My Excellency or the kids Tiger Mom gave up. She employed an English tutor for the 3 kids and I said onto her. “That should be the way, Excellency. One can never teach our own kids on school subjects. They must be taught by outsiders.” After having made this smart-ass remark, I quickly scooted off before her verbal assault just might shattered my frail ear-drums.
Then came the day when I was head-hunted for an overseas job to head the business of a consortium group in Indo-China (Cambodia, Vietnam & Laos). So their education was left to My Excellency who in her infinite wisdom and motherly guidance used the reward and punishment system of making them take their studies seriously. Some said one should speak softly but wield a big stick, oh no, she spoke loudly but she used a small cane which the kids feared at first but after some time they would ignore it.
Anyway, whenever I had the opportunity, I would teach them My Way. And that was to learn from experience, to go to strange places and to read and read as there was a limit as to what a teacher and parents could taught them. So I had to inculcate in them a reading habit. But I had a problem here. MoneyLena, my eldest daughter was no problem child. She read avidly. But the 2 boys were only interested in Pokemon cards, comics, computer games and other activities in vogue at their time. I bought them books like Famous Five, Biggles, Tom Sawyer, Hardy boys but all these books were lined up very orderly in their room while other things were all helter-skelter. It was just like some Great English Classics, they were excellent in adorning the personal library of a house to give the impression that a man or a woman was well read, but they were just some pieces of nice furniture. Apart from dusting off motes of fine dust occasionally, they were never read at all.
Perhaps I was wrong to introduce to them the books I loved when I was a kid. I was an avid reader by the age of 8 and I devoured a few books in a week. Times had changed but I was still clinging onto the old idea of what was good for me then was good for them.
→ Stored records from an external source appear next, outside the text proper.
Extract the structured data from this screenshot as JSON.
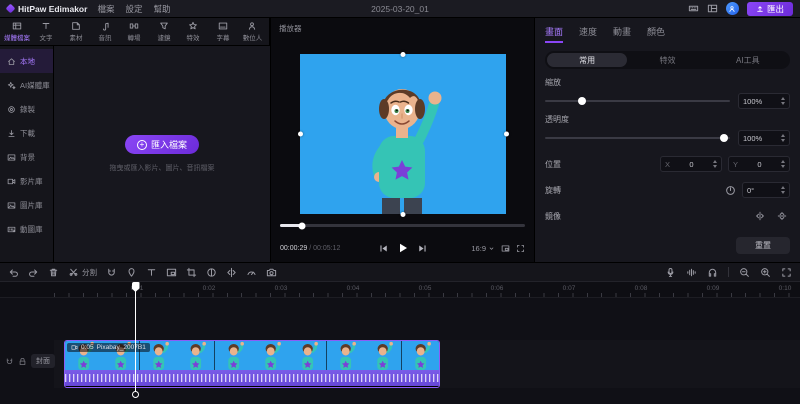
{
  "topbar": {
    "logo_text": "HitPaw Edimakor",
    "menus": [
      "檔案",
      "設定",
      "幫助"
    ],
    "project_title": "2025-03-20_01",
    "export_label": "匯出"
  },
  "ribbon": {
    "items": [
      {
        "label": "媒體檔案",
        "icon": "media",
        "active": true
      },
      {
        "label": "文字",
        "icon": "text"
      },
      {
        "label": "素材",
        "icon": "sticker"
      },
      {
        "label": "音訊",
        "icon": "audio"
      },
      {
        "label": "轉場",
        "icon": "transition"
      },
      {
        "label": "濾鏡",
        "icon": "filter"
      },
      {
        "label": "特效",
        "icon": "effects"
      },
      {
        "label": "字幕",
        "icon": "subtitle"
      },
      {
        "label": "數位人",
        "icon": "digital-human"
      }
    ]
  },
  "sidebar": {
    "items": [
      {
        "label": "本地",
        "icon": "local",
        "active": true
      },
      {
        "label": "AI媒體庫",
        "icon": "ai-media"
      },
      {
        "label": "錄製",
        "icon": "record"
      },
      {
        "label": "下載",
        "icon": "download"
      },
      {
        "label": "背景",
        "icon": "background"
      },
      {
        "label": "影片庫",
        "icon": "video-library"
      },
      {
        "label": "圖片庫",
        "icon": "image-library"
      },
      {
        "label": "動圖庫",
        "icon": "gif-library"
      }
    ]
  },
  "import_panel": {
    "button_label": "匯入檔案",
    "hint": "拖曳或匯入影片、圖片、音訊檔案"
  },
  "player": {
    "panel_label": "播放器",
    "current_time": "00:00:29",
    "time_separator": " / ",
    "total_time": "00:05:12",
    "aspect_ratio": "16:9",
    "progress_percent": 9
  },
  "properties": {
    "tabs": [
      {
        "label": "畫面",
        "active": true
      },
      {
        "label": "速度"
      },
      {
        "label": "動畫"
      },
      {
        "label": "顏色"
      }
    ],
    "subtabs": [
      {
        "label": "常用",
        "active": true
      },
      {
        "label": "特效"
      },
      {
        "label": "AI工具"
      }
    ],
    "scale": {
      "label": "縮放",
      "value": "100%",
      "slider_percent": 20
    },
    "opacity": {
      "label": "透明度",
      "value": "100%",
      "slider_percent": 97
    },
    "position": {
      "label": "位置",
      "x_label": "X",
      "x_value": "0",
      "y_label": "Y",
      "y_value": "0"
    },
    "rotate": {
      "label": "旋轉",
      "value": "0°"
    },
    "mirror": {
      "label": "鏡像"
    },
    "reset_label": "重置"
  },
  "timeline": {
    "toolbar": {
      "split_label": "分割"
    },
    "ruler_labels": [
      "0:01",
      "0:02",
      "0:03",
      "0:04",
      "0:05",
      "0:06",
      "0:07",
      "0:08",
      "0:09",
      "0:10"
    ],
    "cover_label": "封面",
    "clip": {
      "duration": "0:05",
      "name": "Pixabay_2007B1"
    }
  },
  "colors": {
    "accent": "#7b3ff2",
    "preview_background": "#2fa3ee",
    "clip_border": "#8b5cf6",
    "waveform": "#6f52e0"
  }
}
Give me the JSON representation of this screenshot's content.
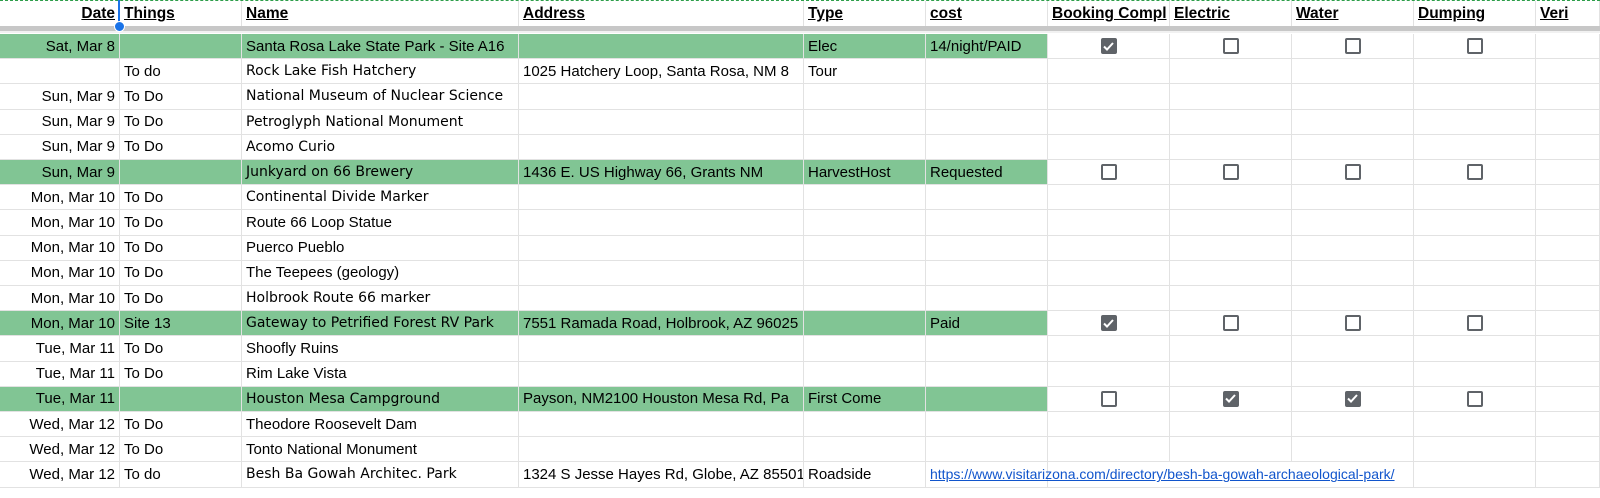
{
  "headers": [
    "Date",
    "Things",
    "Name",
    "Address",
    "Type",
    "cost",
    "Booking Compl",
    "Electric",
    "Water",
    "Dumping",
    "Veri"
  ],
  "rows": [
    {
      "date": "Sat, Mar 8",
      "things": "",
      "name": "Santa Rosa Lake State Park - Site A16",
      "address": "",
      "type": "Elec",
      "cost": "14/night/PAID",
      "booking": true,
      "electric": false,
      "water": false,
      "dumping": false,
      "highlight": true,
      "checks": true
    },
    {
      "date": "",
      "things": "To do",
      "name": "Rock Lake Fish Hatchery",
      "address": "1025 Hatchery Loop, Santa Rosa, NM 8",
      "type": "Tour",
      "cost": "",
      "highlight": false,
      "checks": false,
      "nameStyle": "serif"
    },
    {
      "date": "Sun, Mar 9",
      "things": "To Do",
      "name": "National Museum of Nuclear Science",
      "address": "",
      "type": "",
      "cost": "",
      "highlight": false,
      "checks": false,
      "nameStyle": "serif"
    },
    {
      "date": "Sun, Mar 9",
      "things": "To Do",
      "name": "Petroglyph National Monument",
      "address": "",
      "type": "",
      "cost": "",
      "highlight": false,
      "checks": false,
      "nameStyle": "serif"
    },
    {
      "date": "Sun, Mar 9",
      "things": "To Do",
      "name": "Acomo Curio",
      "address": "",
      "type": "",
      "cost": "",
      "highlight": false,
      "checks": false,
      "nameStyle": "serif"
    },
    {
      "date": "Sun, Mar 9",
      "things": "",
      "name": "Junkyard on 66 Brewery",
      "address": "1436 E. US Highway 66, Grants NM",
      "type": "HarvestHost",
      "cost": "Requested",
      "booking": false,
      "electric": false,
      "water": false,
      "dumping": false,
      "highlight": true,
      "checks": true,
      "nameStyle": "serif"
    },
    {
      "date": "Mon, Mar 10",
      "things": "To Do",
      "name": "Continental Divide Marker",
      "address": "",
      "type": "",
      "cost": "",
      "highlight": false,
      "checks": false,
      "nameStyle": "serif"
    },
    {
      "date": "Mon, Mar 10",
      "things": "To Do",
      "name": "Route 66 Loop Statue",
      "address": "",
      "type": "",
      "cost": "",
      "highlight": false,
      "checks": false
    },
    {
      "date": "Mon, Mar 10",
      "things": "To Do",
      "name": "Puerco Pueblo",
      "address": "",
      "type": "",
      "cost": "",
      "highlight": false,
      "checks": false
    },
    {
      "date": "Mon, Mar 10",
      "things": "To Do",
      "name": "The Teepees (geology)",
      "address": "",
      "type": "",
      "cost": "",
      "highlight": false,
      "checks": false
    },
    {
      "date": "Mon, Mar 10",
      "things": "To Do",
      "name": "Holbrook Route 66 marker",
      "address": "",
      "type": "",
      "cost": "",
      "highlight": false,
      "checks": false,
      "nameStyle": "serif"
    },
    {
      "date": "Mon, Mar 10",
      "things": "Site 13",
      "name": "Gateway to Petrified Forest RV Park",
      "address": "7551 Ramada Road, Holbrook, AZ 96025",
      "type": "",
      "cost": "Paid",
      "booking": true,
      "electric": false,
      "water": false,
      "dumping": false,
      "highlight": true,
      "checks": true,
      "nameStyle": "serif"
    },
    {
      "date": "Tue, Mar 11",
      "things": "To Do",
      "name": "Shoofly Ruins",
      "address": "",
      "type": "",
      "cost": "",
      "highlight": false,
      "checks": false
    },
    {
      "date": "Tue, Mar 11",
      "things": "To Do",
      "name": "Rim Lake Vista",
      "address": "",
      "type": "",
      "cost": "",
      "highlight": false,
      "checks": false
    },
    {
      "date": "Tue, Mar 11",
      "things": "",
      "name": "Houston Mesa Campground",
      "address": "Payson, NM2100 Houston Mesa Rd, Pa",
      "type": "First Come",
      "cost": "",
      "booking": false,
      "electric": true,
      "water": true,
      "dumping": false,
      "highlight": true,
      "checks": true,
      "nameStyle": "serif"
    },
    {
      "date": "Wed, Mar 12",
      "things": "To Do",
      "name": "Theodore Roosevelt Dam",
      "address": "",
      "type": "",
      "cost": "",
      "highlight": false,
      "checks": false
    },
    {
      "date": "Wed, Mar 12",
      "things": "To Do",
      "name": "Tonto National Monument",
      "address": "",
      "type": "",
      "cost": "",
      "highlight": false,
      "checks": false
    },
    {
      "date": "Wed, Mar 12",
      "things": "To do",
      "name": "Besh Ba Gowah Architec. Park",
      "address": "1324 S Jesse Hayes Rd, Globe, AZ 85501",
      "type": "Roadside",
      "cost": "https://www.visitarizona.com/directory/besh-ba-gowah-archaeological-park/",
      "costLink": true,
      "highlight": false,
      "checks": false,
      "nameStyle": "serif"
    }
  ],
  "colors": {
    "highlight": "#81c594",
    "grid": "#e2e2e2",
    "checkbox": "#5f6368",
    "link": "#1155cc",
    "selection": "#1a73e8"
  }
}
Then I had a brilliant flash-in-the-pan idea while on one of our family travels abroad. We were at the Tunnels of Cu Chi, Ho Chi Minh City in Vietnam when Cal (my second son who was then 12 years of age) caught on the reading habit where I creatively set him on the path of a well read person.
Next post : The Tunnels of Cu Chi.